- Work required -
Verbatim copy without images: return all of the data as it stands.

(Saved entries)
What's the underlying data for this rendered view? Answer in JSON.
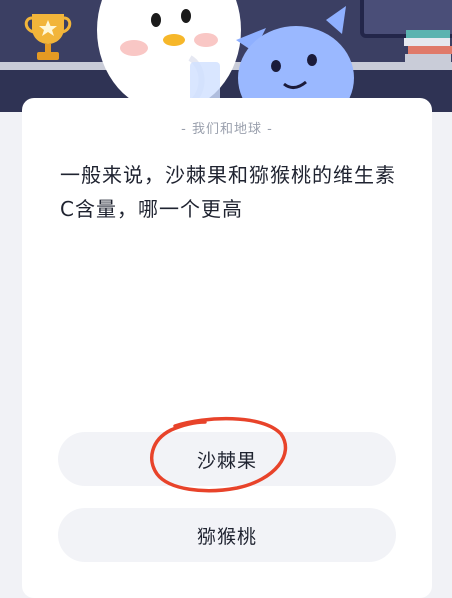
{
  "header": {
    "subtitle": "- 我们和地球 -"
  },
  "question": {
    "text": "一般来说，沙棘果和猕猴桃的维生素C含量，哪一个更高"
  },
  "options": [
    {
      "label": "沙棘果"
    },
    {
      "label": "猕猴桃"
    }
  ],
  "colors": {
    "banner": "#3b3f63",
    "card": "#ffffff",
    "option_bg": "#f2f3f7",
    "annotation": "#e8432a"
  },
  "annotation": {
    "icon": "hand-drawn-circle-icon",
    "target": "沙棘果"
  }
}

- Output for this task -
What's the underlying data for this rendered view? Answer in JSON.
{
  "header": {
    "subtitle": "- 我们和地球 -"
  },
  "question": {
    "text": "一般来说，沙棘果和猕猴桃的维生素C含量，哪一个更高"
  },
  "options": [
    {
      "label": "沙棘果"
    },
    {
      "label": "猕猴桃"
    }
  ],
  "colors": {
    "banner": "#3b3f63",
    "card": "#ffffff",
    "option_bg": "#f2f3f7",
    "annotation": "#e8432a"
  },
  "annotation": {
    "icon": "hand-drawn-circle-icon",
    "target": "沙棘果"
  }
}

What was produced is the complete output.